According to the Webster dictionary the term “Negro” is defined as a member of a race of humankind native to the continent of Africa and usually classified according to physical features such as dark pigmentation. In the American context many African Americans become defensive when this term is used to describe their racial identity especially older African -Americans that endured racial discrimination under the Jim Crow laws.

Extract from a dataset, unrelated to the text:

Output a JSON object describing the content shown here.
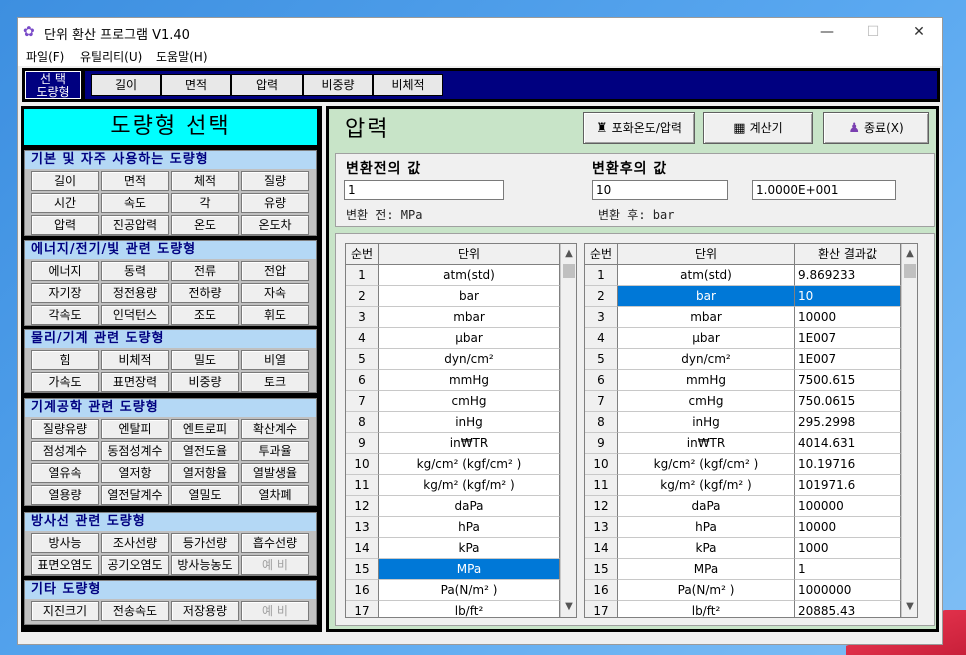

At the University of West Indies we were introduced to a student named Danni and she gave us a tour of the university. During the campus tour we asked Danni questions about race within the social context in Trinidad. She explained to us that people of African descent in Trinidad preferred to be called “Negro” instead of “Black” when they are asked to identify their racial identity; in addition to this form of racial identity she emphasized that many natives of Trinidad have a strong sense of nationalism. Many people of African descent in Trinidad prefer not be identified as a “Black” person. Everyone in Trinidad identifies themselves as Trinidadians instead of African- Trinidadians or Indian-Trinidadians. This piece of information resonated with us as students because in our native country America race is an important yet sensitive subject because structural racism has impacted our lives in various ways. Our tour guide Danni was surprised to learn that we African-Americans become offended when they are identified as “Negroes” in the racial context although after we explained the history behind the word in the American context she appreciated being able to understand this concept from our perspective.